But something did happen, and it happened to or around Reyes. Reyes worries about what somebody told him an announcer said. Reyes leans too far toward third. Reyes doesn't listen to Jerry Manuel. Reyes dances to his own beat without regard to consequence. Reyes raises his rabbit ears a little too high. Reyes runs to first now but didn't run then.

It's been quite a year for Jose Reyes since that Friday night in Houston. It is said as he goes, the Mets go. Over the last year, the Mets have gone nowhere.

4 comments to Reyes Annus Horribilis

  • Anonymous

    Not sure if you are damning him or exonerating him. Having said that, he's on pace for a very nice season, and it's hardly his fault that the Mets stink. Look to the performance of every pitcher on the staff at some point in the season…look to the rest of the lineup that likes to watch lolly pop curveballs fall in for a called strike three…look to a poor manager, then a poor replacement who puts Sanchez in to replace the ace who had thrown only 95 pitches…
    All in all, I think your shot at Reyes is a shot in the dark, like a blind man casting about for blame…
    But keep pointing fingers at him…in a few years he'll be eligible for free agency…wonder who will be laughing then.

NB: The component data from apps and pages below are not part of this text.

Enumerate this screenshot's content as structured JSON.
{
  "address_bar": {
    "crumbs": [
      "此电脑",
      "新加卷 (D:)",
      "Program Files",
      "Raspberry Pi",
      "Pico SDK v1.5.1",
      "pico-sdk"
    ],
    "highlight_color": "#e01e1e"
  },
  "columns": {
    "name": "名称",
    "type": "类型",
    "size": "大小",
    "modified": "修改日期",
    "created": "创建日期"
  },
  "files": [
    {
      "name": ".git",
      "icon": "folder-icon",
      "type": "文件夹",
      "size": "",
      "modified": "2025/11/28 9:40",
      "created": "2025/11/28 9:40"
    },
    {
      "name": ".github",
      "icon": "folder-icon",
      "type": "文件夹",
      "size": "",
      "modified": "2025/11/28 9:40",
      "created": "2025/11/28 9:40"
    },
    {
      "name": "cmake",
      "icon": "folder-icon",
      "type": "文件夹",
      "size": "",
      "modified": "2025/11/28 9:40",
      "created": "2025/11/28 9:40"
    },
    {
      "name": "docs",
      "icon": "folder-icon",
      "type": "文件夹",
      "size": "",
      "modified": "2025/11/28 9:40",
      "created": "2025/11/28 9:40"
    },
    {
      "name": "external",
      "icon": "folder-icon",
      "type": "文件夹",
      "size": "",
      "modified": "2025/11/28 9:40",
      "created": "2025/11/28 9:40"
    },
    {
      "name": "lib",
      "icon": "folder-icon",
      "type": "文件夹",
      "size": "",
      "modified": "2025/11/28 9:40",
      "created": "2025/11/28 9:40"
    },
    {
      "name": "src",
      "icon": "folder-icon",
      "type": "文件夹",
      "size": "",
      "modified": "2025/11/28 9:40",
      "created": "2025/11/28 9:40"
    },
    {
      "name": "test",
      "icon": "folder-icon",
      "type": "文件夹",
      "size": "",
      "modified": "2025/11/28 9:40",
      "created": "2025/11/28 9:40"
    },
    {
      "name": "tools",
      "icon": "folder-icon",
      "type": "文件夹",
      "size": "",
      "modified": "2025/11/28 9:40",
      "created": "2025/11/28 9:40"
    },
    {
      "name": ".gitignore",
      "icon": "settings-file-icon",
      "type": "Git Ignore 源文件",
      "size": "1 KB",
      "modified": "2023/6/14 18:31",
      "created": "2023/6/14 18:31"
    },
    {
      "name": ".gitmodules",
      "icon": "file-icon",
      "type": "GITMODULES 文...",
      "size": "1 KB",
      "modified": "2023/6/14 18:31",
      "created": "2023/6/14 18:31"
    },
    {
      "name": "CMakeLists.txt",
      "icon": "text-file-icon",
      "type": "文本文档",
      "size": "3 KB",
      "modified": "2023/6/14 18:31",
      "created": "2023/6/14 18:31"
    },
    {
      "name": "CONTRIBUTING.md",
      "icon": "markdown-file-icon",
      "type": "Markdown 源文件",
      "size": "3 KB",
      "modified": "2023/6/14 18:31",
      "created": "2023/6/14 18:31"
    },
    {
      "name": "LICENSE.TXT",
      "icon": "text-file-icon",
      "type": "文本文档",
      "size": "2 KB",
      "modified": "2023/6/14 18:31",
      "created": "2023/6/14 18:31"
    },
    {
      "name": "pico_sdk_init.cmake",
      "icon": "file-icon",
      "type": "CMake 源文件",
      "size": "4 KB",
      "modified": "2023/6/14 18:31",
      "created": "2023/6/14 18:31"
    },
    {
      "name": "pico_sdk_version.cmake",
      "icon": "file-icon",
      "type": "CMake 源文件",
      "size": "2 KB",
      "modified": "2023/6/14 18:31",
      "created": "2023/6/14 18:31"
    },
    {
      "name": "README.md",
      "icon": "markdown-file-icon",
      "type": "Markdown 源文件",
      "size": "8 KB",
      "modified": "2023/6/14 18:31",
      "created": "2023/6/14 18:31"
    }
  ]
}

  • Anonymous

    I really, really don't like the thought of Reyes getting in Mex's grill, either, but what happens on the bus or the plane should stay on the bus or the plane. Reyes definitely wasn't trying to show him up publicly. And, Hernandez emphasized that “confront” was the wrong word–that they had a conversation, not a confrontation. Who knows what really happened. All of the sources that described it as almost coming to blows at 30,000 feet were quoted anonymously in the 24-point headline gossip rag that is the New York Post. I have a little trouble believing that things could get THAT heated and Hernandez would still immediately take up for Reyes and say the reporter had gotten some bad information.
    Obviously Reyes is concerned about what Keith says about him from the booth. For good reason–Mets fans adore Keith.Their relationship with Reyes is a lot more complicated, and Shea has been in a sour mood all season. So he makes a bad throw in a big game and then drops his glove and helmet on the ground in a hamfisted effort to show everyone watching that he's pissed at himself. And it comes across the wrong way and he stews about it and he vents his frustration on Keith Hernandez–a totally inappropriate target if there ever was one. It reminds me of a lot of poorly considered bullshit I used to pull at 25.

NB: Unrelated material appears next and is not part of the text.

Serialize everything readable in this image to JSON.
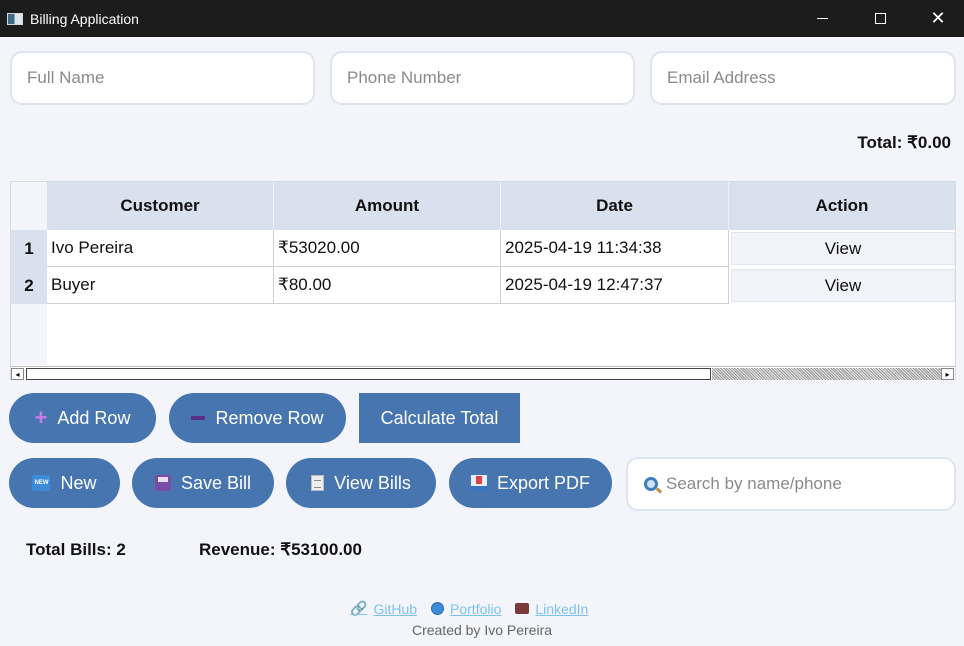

  • Anonymous

    I thank Christ every day that nobody on Earth reported on the poorly considered bullshit I used to pull at 25 for any kind of public audience.
    And at 39, I suppose.

  • Anonymous

    To be honest, I'm not sure if I'm damning him or exonerating him either. It just struck me that it's been a very rough year for Reyes, almost a year to the day since stuff began happening to him or around him. Prior to Houston, I don't remember there being anything remotely “controversial” about him beyond “doesn't take enough pitches” early in his career. I find it very perplexing that he's become a lightning rod of sorts.
    And no, I'm not looking to replace him or chase him away (as if I could do that). I'm just trying to understand why this last year has unfolded as it has.